Footnotes

This is going to be a long one. Special thanks to Aaron for holding down the fort these past few days.

  • Enter Big Soda, guns aimed at the New York soda ban. [Mother Jones]
  • Scotland is set to legalize same-sex marriage. [The Guardian]
  • BMW is letting you buy their electric car over the internet. [Bloomberg]
  • What Star Trek got right on mobile devices. [The Atlantic]
  • Dan Harmon and Fox are finalizing a deal to produce a new t.v. show. [New York]
  • Sandy Weill wants to break up the biggest banks. [Dealbook]
  • Also, the coolest map I’ve seen in a while:

Oil Dialectics

Optimistic as always about the rise of renewable energy, Juan Cole provides a new list of developments in this arena under the name of “Top Ten Reasons Fracking won’t Last Long.”  All intriguing, but I was most intrigued by #7:

Algeria wants to go solar, aiming for 650 megawatts of solar energy by 2015 and a massive 22 gigawatts by 2030. The Desertec Foundation has big projects in Egypt and Morocco, and Algeria, an oil producer, has decided to join in. Theoretically, a small portion of the Saharan desert could power the entire world. Desertec plans to turn North Africa into a clean electricity-producing zone that could meet nearly a fifth of Europe’s energy needs. Algeria is eager to turn to renewables because its rapidly growing population is using more an more of its petroleum production, which is declining.

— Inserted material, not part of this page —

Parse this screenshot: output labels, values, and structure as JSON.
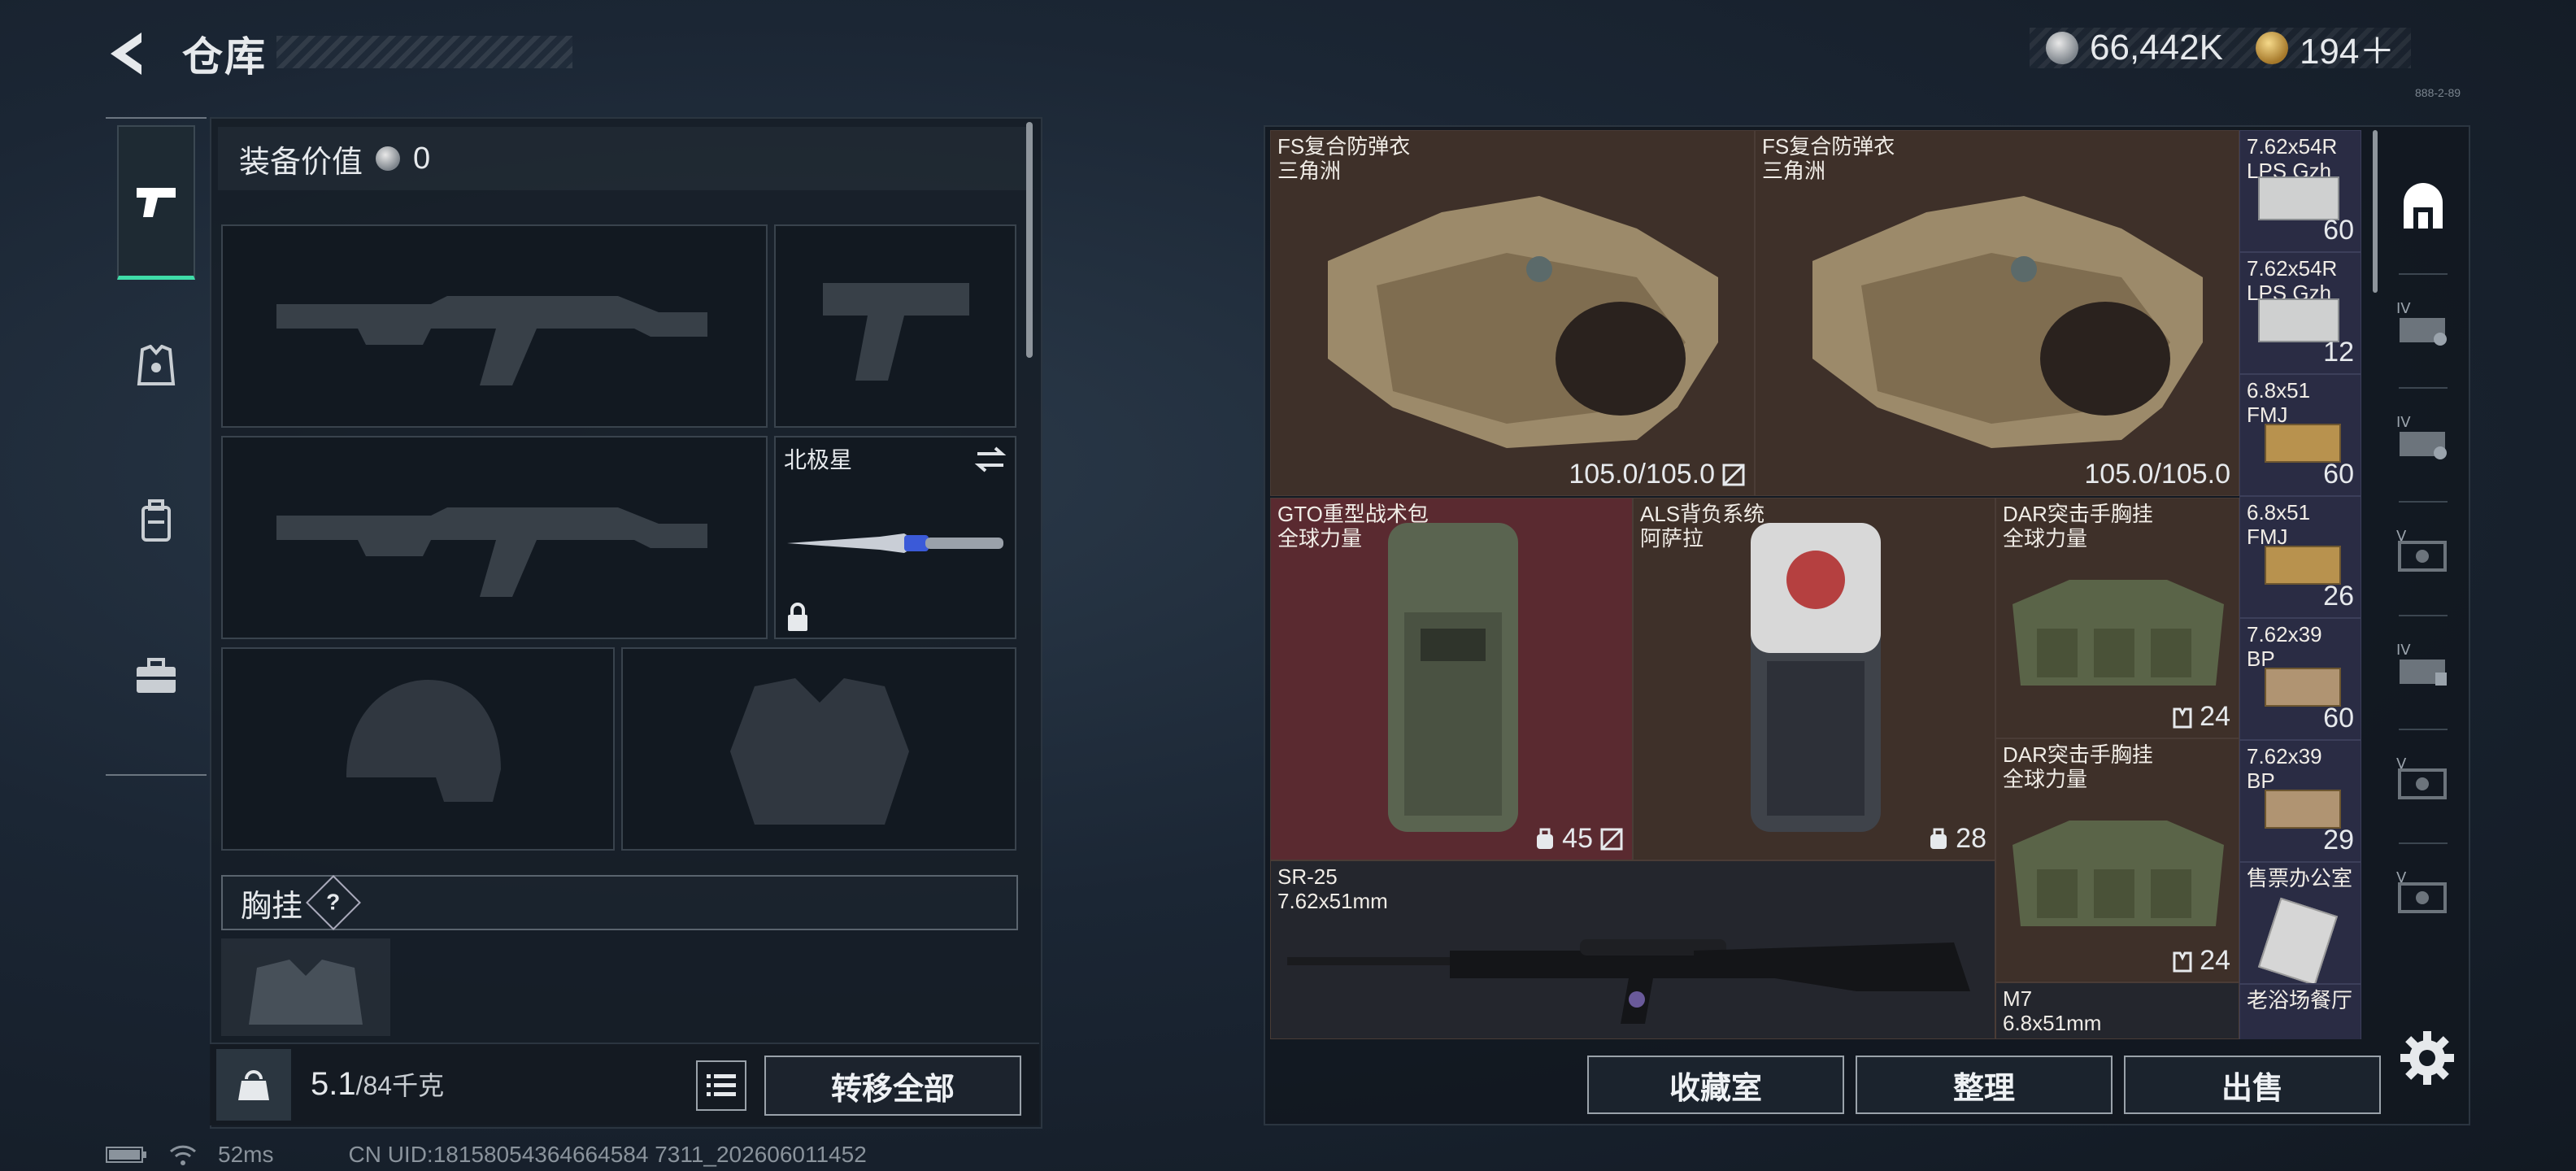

Cole has pointed out the same of other big oil producers like Saudi Arabia and even Iran.  He argues that Iran is most likely pushing forward with refining its nuclear capacities not to make a bomb (though more on that, perhaps, another time) but to have an alternate source of energy so its own growing economy doesn’t suck up all its oil.  Perhaps a strange byproduct of the world’s addiction to oil really will be a stronger move toward renewables, at least in some parts of the world.

Photo by now picnic